Everyone experiences stress, but people with diabetes are typically put under considerably greater strain as a result of managing a chronic illness on top of ordinary concerns. When stress gets excessive, it might disrupt your sleep. When the body is stressed, the chemicals cortisol and adrenaline are released, which control the fight-or-flight reflex in tense or dangerous situations.
These hormones usually fade and the body calms after the danger is eliminated. However, with prolonged stress, the nervous system is aggravated, and the elevated adrenaline and cortisol can cause tossing and turning and also a restless feeling.
It’s critical to discover strategies to de-stress before going to bed to avoid burnout. Mindfulness techniques such as deep breathing, visualization, and meditation, according to research, can help you sleep better.
Turn off all light sources.
Bright light — even smartphone light — not just interrupts sleep but also messes with metabolism and weight. According to a study, exposure to blue light was associated with elevated insulin resistance, or the body’s inability to transport blood sugar from the blood to the cells that can be used for energy. According to another study, blue light contact at night may raise the risk of excessive weight gain. These studies emphasise the significance of putting off light sources such as your phone, television, and computer before going to bed.
Examine for Sleep Apnea
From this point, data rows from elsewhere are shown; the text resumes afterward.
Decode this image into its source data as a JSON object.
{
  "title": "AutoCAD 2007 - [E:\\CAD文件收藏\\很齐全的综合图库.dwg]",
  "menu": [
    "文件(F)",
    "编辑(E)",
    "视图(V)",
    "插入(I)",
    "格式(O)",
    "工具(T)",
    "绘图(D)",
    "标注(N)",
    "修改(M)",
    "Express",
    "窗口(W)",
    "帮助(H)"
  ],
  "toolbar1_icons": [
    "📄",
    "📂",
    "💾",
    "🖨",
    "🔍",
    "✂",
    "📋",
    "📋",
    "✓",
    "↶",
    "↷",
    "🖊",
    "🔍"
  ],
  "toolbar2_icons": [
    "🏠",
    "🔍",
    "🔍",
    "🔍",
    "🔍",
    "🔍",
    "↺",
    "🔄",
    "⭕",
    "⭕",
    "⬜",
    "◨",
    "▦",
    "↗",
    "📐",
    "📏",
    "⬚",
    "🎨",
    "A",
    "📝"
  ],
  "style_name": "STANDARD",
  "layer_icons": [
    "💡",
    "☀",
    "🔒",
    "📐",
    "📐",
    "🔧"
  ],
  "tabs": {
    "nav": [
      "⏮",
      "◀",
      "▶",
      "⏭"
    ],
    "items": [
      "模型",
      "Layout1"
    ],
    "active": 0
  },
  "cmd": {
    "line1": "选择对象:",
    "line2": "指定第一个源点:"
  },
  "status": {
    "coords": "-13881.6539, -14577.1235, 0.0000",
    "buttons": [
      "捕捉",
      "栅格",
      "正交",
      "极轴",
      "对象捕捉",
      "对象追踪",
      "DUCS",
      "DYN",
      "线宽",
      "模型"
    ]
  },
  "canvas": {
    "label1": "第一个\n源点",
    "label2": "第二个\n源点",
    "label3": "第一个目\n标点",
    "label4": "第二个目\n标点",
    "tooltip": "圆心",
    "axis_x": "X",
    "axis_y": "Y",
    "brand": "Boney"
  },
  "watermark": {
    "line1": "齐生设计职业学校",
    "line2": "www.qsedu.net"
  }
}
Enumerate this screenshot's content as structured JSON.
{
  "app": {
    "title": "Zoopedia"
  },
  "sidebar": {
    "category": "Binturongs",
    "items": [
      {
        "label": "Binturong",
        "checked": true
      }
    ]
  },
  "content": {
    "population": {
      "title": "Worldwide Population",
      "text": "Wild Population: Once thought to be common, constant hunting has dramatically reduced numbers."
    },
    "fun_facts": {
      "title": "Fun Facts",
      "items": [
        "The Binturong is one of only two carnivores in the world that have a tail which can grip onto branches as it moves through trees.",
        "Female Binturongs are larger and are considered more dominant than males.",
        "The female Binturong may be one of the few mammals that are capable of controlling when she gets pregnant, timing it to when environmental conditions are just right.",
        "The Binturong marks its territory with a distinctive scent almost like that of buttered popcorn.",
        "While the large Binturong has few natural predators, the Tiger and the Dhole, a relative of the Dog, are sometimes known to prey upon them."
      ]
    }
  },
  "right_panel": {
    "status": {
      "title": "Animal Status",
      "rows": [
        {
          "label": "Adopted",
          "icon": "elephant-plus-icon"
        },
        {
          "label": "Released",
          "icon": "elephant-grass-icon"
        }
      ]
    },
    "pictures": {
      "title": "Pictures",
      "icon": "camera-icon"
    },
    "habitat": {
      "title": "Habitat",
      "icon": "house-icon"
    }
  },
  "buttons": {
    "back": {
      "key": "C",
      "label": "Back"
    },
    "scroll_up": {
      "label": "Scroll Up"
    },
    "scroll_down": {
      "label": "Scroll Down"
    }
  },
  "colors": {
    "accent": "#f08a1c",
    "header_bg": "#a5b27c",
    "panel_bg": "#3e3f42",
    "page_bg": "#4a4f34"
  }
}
People who have type 2 diabetes are more likely to have sleep apnea, which is a sleep disorder, than people without diabetes.7 out of 10 people with type 2 diabetes suffer from obstructive sleep apnea.Sleep apnea, a disorder in which breathing begins and ends while you’re sleeping, can be caused by being overweight and having extra fat in your neck. This irregular breathing while you’re sleeping reduces your body’s oxygen supply and makes it hard to get a good night’s sleep.
Loud snoring, excessive tiredness throughout the day, irritation, and morning headaches are all signs of sleep apnea. Check with your doctor about a sleep exam if you or your spouse think you suffer from sleep apnea. Breathing equipment, including a positive airway pressure (PAP) machine, as well as changes in lifestyle, like losing weight, can be used to treat sleep apnea.
Final Verdict –
Getting a good night’s sleep is crucial to staying healthy and joyful. Nevertheless, if a person has diabetes, his or her sleep may be impacted by elevated blood sugar levels caused by the disease or low sugar levels caused by a high consumption of drugs to lower sugar levels. The above are some of the ways that diabetes can impact a person’s sleep and quality of sleep, and the tips listed above can help manage and protect against this negative impact of the disease on sleep patterns. In any situation, you should consult your doctor to stay on the safe side and prevent any serious issues in the near future.
Hi, Myself Robert Dowling and I am one who created HonestProReview and currently working as a Chief Content Editor. At this website, I focus on informative content and product reviews related to general health and wellness such as neuropathic pain, joint relief, cognitive health, and much more.